Team Purple Monkey Dishwashers
Team Purple Monkey Dishwashers

Each project was marked on creativity (25 points), technical skill (25 points), functionality (25 points), and integration across different skill sets (25 points). Team Wood Shed the First earned 1st Place with their wood shed, 2nd Place went to the Purple Monkey Dishwashers for their dog house (team members: Richard Shikatani – Carpentry Technician, Shalagh Wigmore – Electrical Engineering Technician, Ben Wood – Welding and Fabrication Technician, Daniel Gillis – HRAC, and Shawn Greene – Trades Fundamentals), and 3rd Place went to the Tiki Tequila’s for their Tiki Hut (team members: Marissa Pezzetta – Carpentry Technician, Chris Moore – HRAC, Muhammad Shaikh – Mechanical Techniques-Plumbing, and Tyler Wilson – Trades Fundamentals).

Team Tiki Tequila’s
Team Tiki Tequila’s

“I am also very proud of how all the students worked so well together in their teams, despite being from various trades programs and not knowing one another prior to the competition.
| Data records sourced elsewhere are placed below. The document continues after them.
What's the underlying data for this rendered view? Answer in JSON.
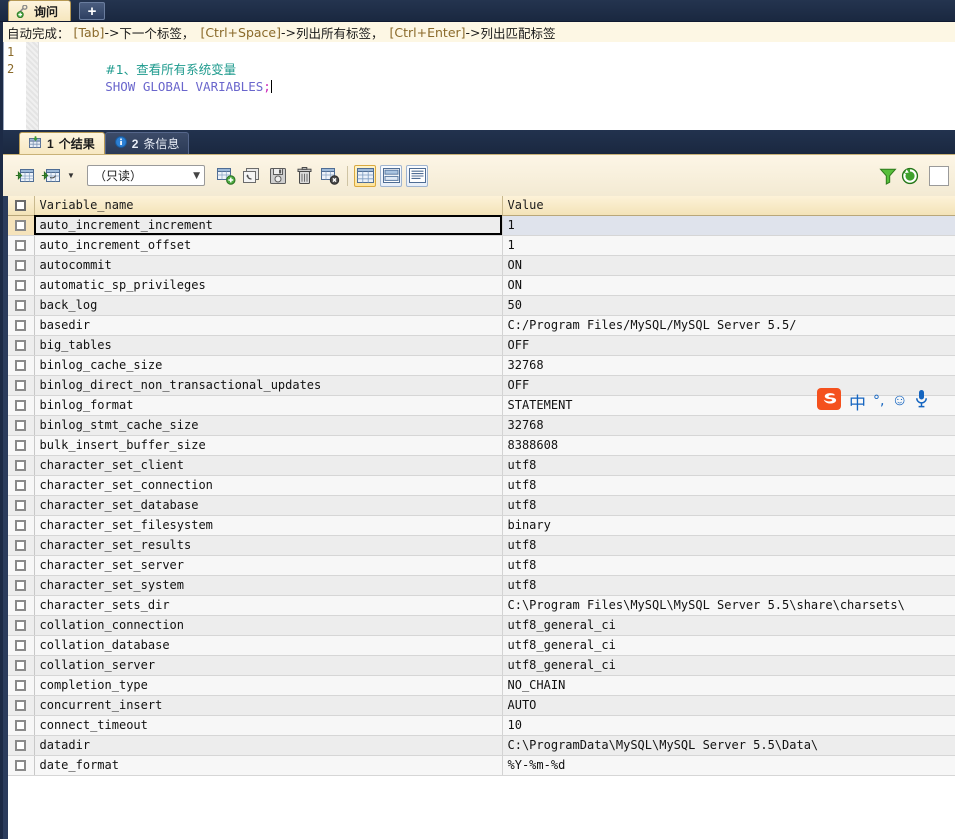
{
  "window": {
    "tab_label": "询问",
    "new_tab_label": "+"
  },
  "hint": {
    "prefix": "自动完成：",
    "items": [
      {
        "key": "[Tab]",
        "sep": "-> ",
        "text": "下一个标签，"
      },
      {
        "key": "[Ctrl+Space]",
        "sep": "-> ",
        "text": "列出所有标签，"
      },
      {
        "key": "[Ctrl+Enter]",
        "sep": "-> ",
        "text": "列出匹配标签"
      }
    ]
  },
  "editor": {
    "line_numbers": [
      "1",
      "2"
    ],
    "lines": [
      {
        "num": "1",
        "comment": "#1、查看所有系统变量"
      },
      {
        "num": "2",
        "keyword": "SHOW GLOBAL VARIABLES",
        "semi": ";"
      }
    ]
  },
  "result_tabs": [
    {
      "label": "1 个结果",
      "num": "1",
      "text": "个结果",
      "icon": "result-grid-icon",
      "active": true
    },
    {
      "label": "2 条信息",
      "num": "2",
      "text": "条信息",
      "icon": "info-icon",
      "active": false
    }
  ],
  "toolbar": {
    "readonly_select": "（只读）",
    "readonly_arrow": "⌄",
    "buttons": [
      {
        "name": "grid-insert-record-icon",
        "title": "插入记录"
      },
      {
        "name": "grid-apply-icon",
        "title": "应用"
      },
      {
        "name": "grid-dropdown-arrow-icon",
        "title": "▾"
      },
      {
        "name": "add-record-icon",
        "title": "添加记录"
      },
      {
        "name": "revert-record-icon",
        "title": "还原记录"
      },
      {
        "name": "save-record-icon",
        "title": "保存记录"
      },
      {
        "name": "delete-record-icon",
        "title": "删除记录"
      },
      {
        "name": "cancel-record-icon",
        "title": "取消记录"
      },
      {
        "name": "view-grid-icon",
        "title": "网格视图",
        "active": true
      },
      {
        "name": "view-form-icon",
        "title": "表单视图",
        "active": false
      },
      {
        "name": "view-text-icon",
        "title": "文本视图",
        "active": false
      },
      {
        "name": "filter-icon",
        "title": "筛选"
      },
      {
        "name": "refresh-icon",
        "title": "刷新"
      }
    ]
  },
  "grid": {
    "columns": [
      "Variable_name",
      "Value"
    ],
    "selected_row_index": 0,
    "rows": [
      [
        "auto_increment_increment",
        "1"
      ],
      [
        "auto_increment_offset",
        "1"
      ],
      [
        "autocommit",
        "ON"
      ],
      [
        "automatic_sp_privileges",
        "ON"
      ],
      [
        "back_log",
        "50"
      ],
      [
        "basedir",
        "C:/Program Files/MySQL/MySQL Server 5.5/"
      ],
      [
        "big_tables",
        "OFF"
      ],
      [
        "binlog_cache_size",
        "32768"
      ],
      [
        "binlog_direct_non_transactional_updates",
        "OFF"
      ],
      [
        "binlog_format",
        "STATEMENT"
      ],
      [
        "binlog_stmt_cache_size",
        "32768"
      ],
      [
        "bulk_insert_buffer_size",
        "8388608"
      ],
      [
        "character_set_client",
        "utf8"
      ],
      [
        "character_set_connection",
        "utf8"
      ],
      [
        "character_set_database",
        "utf8"
      ],
      [
        "character_set_filesystem",
        "binary"
      ],
      [
        "character_set_results",
        "utf8"
      ],
      [
        "character_set_server",
        "utf8"
      ],
      [
        "character_set_system",
        "utf8"
      ],
      [
        "character_sets_dir",
        "C:\\Program Files\\MySQL\\MySQL Server 5.5\\share\\charsets\\"
      ],
      [
        "collation_connection",
        "utf8_general_ci"
      ],
      [
        "collation_database",
        "utf8_general_ci"
      ],
      [
        "collation_server",
        "utf8_general_ci"
      ],
      [
        "completion_type",
        "NO_CHAIN"
      ],
      [
        "concurrent_insert",
        "AUTO"
      ],
      [
        "connect_timeout",
        "10"
      ],
      [
        "datadir",
        "C:\\ProgramData\\MySQL\\MySQL Server 5.5\\Data\\"
      ],
      [
        "date_format",
        "%Y-%m-%d"
      ]
    ]
  },
  "ime": {
    "logo": "S",
    "mode": "中",
    "punctuation": "°,",
    "emoji": "☺",
    "mic": "🎤"
  },
  "colors": {
    "titlebar": "#1c2a45",
    "tab_active": "#fdf4de",
    "comment": "#1f9b8e",
    "keyword": "#6a66cc",
    "semicolon": "#cc2bbb",
    "header": "#f3e3b8",
    "ime_orange": "#f4511e"
  }
}
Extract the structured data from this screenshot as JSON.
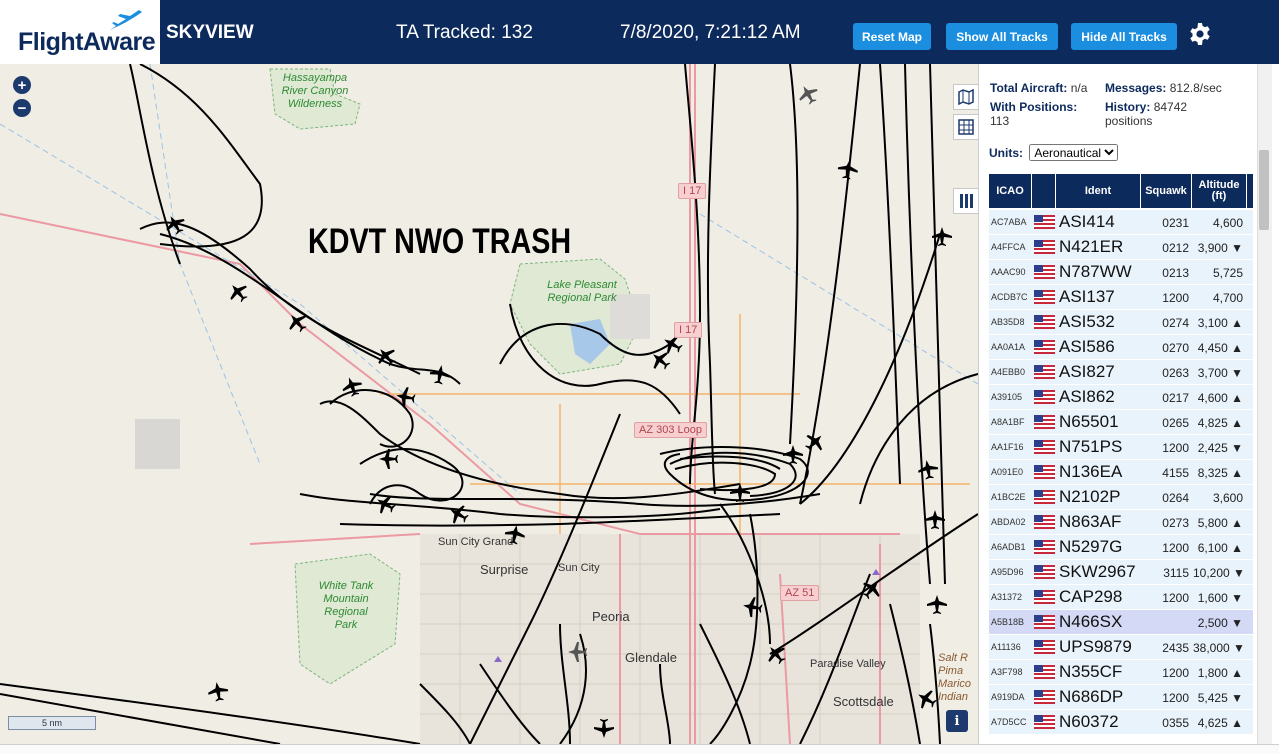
{
  "header": {
    "logo": "FlightAware",
    "app_title": "SKYVIEW",
    "tracked": "TA Tracked: 132",
    "clock": "7/8/2020, 7:21:12 AM",
    "buttons": {
      "reset": "Reset Map",
      "show_all": "Show All Tracks",
      "hide_all": "Hide All Tracks"
    },
    "settings_icon": "gear-icon"
  },
  "map": {
    "zoom_in": "+",
    "zoom_out": "−",
    "overlay_text": "KDVT NWO TRASH",
    "scale": "5 nm",
    "info": "i",
    "labels": {
      "hassayampa": "Hassayampa River Canyon Wilderness",
      "lake_pleasant": "Lake Pleasant Regional Park",
      "white_tank": "White Tank Mountain Regional Park",
      "salt_river": "Salt R Pima Marico Indian",
      "sun_city_grand": "Sun City Grand",
      "surprise": "Surprise",
      "sun_city": "Sun City",
      "peoria": "Peoria",
      "glendale": "Glendale",
      "paradise_valley": "Paradise Valley",
      "scottsdale": "Scottsdale"
    },
    "shields": {
      "i17a": "I 17",
      "i17b": "I 17",
      "az303": "AZ 303 Loop",
      "az51": "AZ 51"
    },
    "controls": [
      "map-icon",
      "grid-icon",
      "columns-icon"
    ]
  },
  "panel": {
    "stats": {
      "total_label": "Total Aircraft:",
      "total_value": "n/a",
      "messages_label": "Messages:",
      "messages_value": "812.8/sec",
      "positions_label": "With Positions:",
      "positions_value": "113",
      "history_label": "History:",
      "history_value": "84742 positions"
    },
    "units_label": "Units:",
    "units_value": "Aeronautical",
    "columns": [
      "ICAO",
      "",
      "Ident",
      "Squawk",
      "Altitude (ft)"
    ],
    "rows": [
      {
        "icao": "AC7ABA",
        "ident": "ASI414",
        "squawk": "0231",
        "alt": "4,600"
      },
      {
        "icao": "A4FFCA",
        "ident": "N421ER",
        "squawk": "0212",
        "alt": "3,900 ▼"
      },
      {
        "icao": "AAAC90",
        "ident": "N787WW",
        "squawk": "0213",
        "alt": "5,725"
      },
      {
        "icao": "ACDB7C",
        "ident": "ASI137",
        "squawk": "1200",
        "alt": "4,700"
      },
      {
        "icao": "AB35D8",
        "ident": "ASI532",
        "squawk": "0274",
        "alt": "3,100 ▲"
      },
      {
        "icao": "AA0A1A",
        "ident": "ASI586",
        "squawk": "0270",
        "alt": "4,450 ▲"
      },
      {
        "icao": "A4EBB0",
        "ident": "ASI827",
        "squawk": "0263",
        "alt": "3,700 ▼"
      },
      {
        "icao": "A39105",
        "ident": "ASI862",
        "squawk": "0217",
        "alt": "4,600 ▲"
      },
      {
        "icao": "A8A1BF",
        "ident": "N65501",
        "squawk": "0265",
        "alt": "4,825 ▲"
      },
      {
        "icao": "AA1F16",
        "ident": "N751PS",
        "squawk": "1200",
        "alt": "2,425 ▼"
      },
      {
        "icao": "A091E0",
        "ident": "N136EA",
        "squawk": "4155",
        "alt": "8,325 ▲"
      },
      {
        "icao": "A1BC2E",
        "ident": "N2102P",
        "squawk": "0264",
        "alt": "3,600"
      },
      {
        "icao": "ABDA02",
        "ident": "N863AF",
        "squawk": "0273",
        "alt": "5,800 ▲"
      },
      {
        "icao": "A6ADB1",
        "ident": "N5297G",
        "squawk": "1200",
        "alt": "6,100 ▲"
      },
      {
        "icao": "A95D96",
        "ident": "SKW2967",
        "squawk": "3115",
        "alt": "10,200 ▼"
      },
      {
        "icao": "A31372",
        "ident": "CAP298",
        "squawk": "1200",
        "alt": "1,600 ▼"
      },
      {
        "icao": "A5B18B",
        "ident": "N466SX",
        "squawk": "",
        "alt": "2,500 ▼"
      },
      {
        "icao": "A11136",
        "ident": "UPS9879",
        "squawk": "2435",
        "alt": "38,000 ▼"
      },
      {
        "icao": "A3F798",
        "ident": "N355CF",
        "squawk": "1200",
        "alt": "1,800 ▲"
      },
      {
        "icao": "A919DA",
        "ident": "N686DP",
        "squawk": "1200",
        "alt": "5,425 ▼"
      },
      {
        "icao": "A7D5CC",
        "ident": "N60372",
        "squawk": "0355",
        "alt": "4,625 ▲"
      }
    ],
    "selected_row": 16
  }
}
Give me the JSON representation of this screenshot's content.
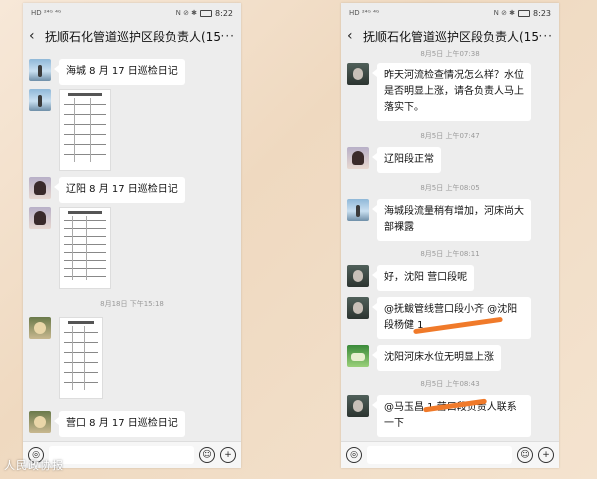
{
  "left": {
    "status": {
      "signal": "HD ²⁴ᴳ ⁴ᴳ",
      "right_icons": "N ⊘ ✱",
      "time": "8:22"
    },
    "header": {
      "title": "抚顺石化管道巡护区段负责人(15)",
      "back": "‹",
      "more": "···"
    },
    "messages": [
      {
        "text": "海城 8 月 17 日巡检日记"
      },
      {
        "text": "辽阳 8 月 17 日巡检日记"
      },
      {
        "text": "营口 8 月 17 日巡检日记"
      }
    ],
    "time1": "8月18日 下午15:18"
  },
  "right": {
    "status": {
      "signal": "HD ²⁴ᴳ ⁴ᴳ",
      "right_icons": "N ⊘ ✱",
      "time": "8:23"
    },
    "header": {
      "title": "抚顺石化管道巡护区段负责人(15)",
      "back": "‹",
      "more": "···"
    },
    "times": [
      "8月5日 上午07:38",
      "8月5日 上午07:47",
      "8月5日 上午08:05",
      "8月5日 上午08:11",
      "8月5日 上午08:43"
    ],
    "messages": [
      {
        "text": "昨天河流检查情况怎么样？水位是否明显上涨，请各负责人马上落实下。"
      },
      {
        "text": "辽阳段正常"
      },
      {
        "text": "海城段流量稍有增加，河床尚大部裸露"
      },
      {
        "text": "好，沈阳 营口段呢"
      },
      {
        "text": "@抚鲅管线营口段小齐 @沈阳段杨健 1"
      },
      {
        "text": "沈阳河床水位无明显上涨"
      },
      {
        "text": "@马玉昌 1 营口段负责人联系一下"
      }
    ]
  },
  "input_icons": {
    "voice": "◎",
    "emoji": "☺",
    "add": "+"
  },
  "watermark": "人民政协报",
  "colors": {
    "chat_bg": "#ededed",
    "bubble": "#ffffff",
    "redaction": "#f07a2a"
  }
}
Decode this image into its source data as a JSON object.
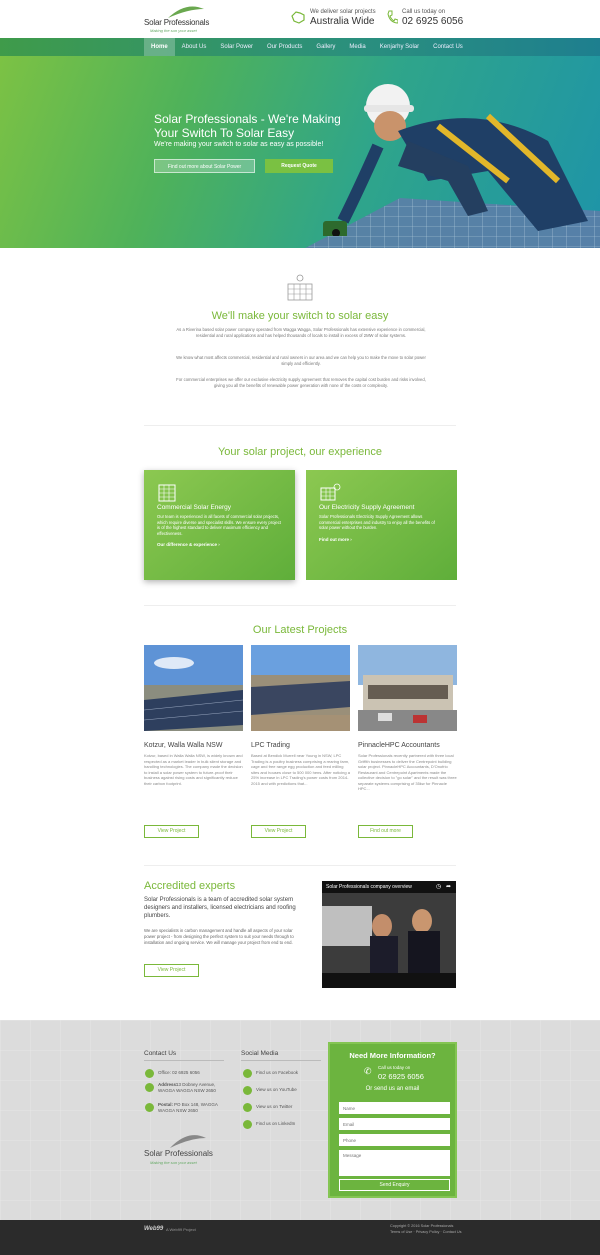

The objective of selecting individuals from the different trades’ disciplines within the School was to emulate real-life industry—each and every one of the competitors rose to the challenge!” said Jan. “Thank you to all those involved: our partners at Canadian Tire/Maximum Tools, our 48 competitors, and our enthusiastic Fleming College Trades faculty and staff.”

15 prizes were given at the event, including five 1st Place prizes consisting of a Maximum™ 20V Max Li-Ion Brushless Hammer Drill & Impact Driver Combo Kit; Maximum™ 1/4-in, 3/8-in and 1/2-in Drive Socket Set, 168-pieces; and a $100 Canadian Tire gift card. Each first place prize has an approximate retail value of $800.

Watch a time lapse of the competition in action: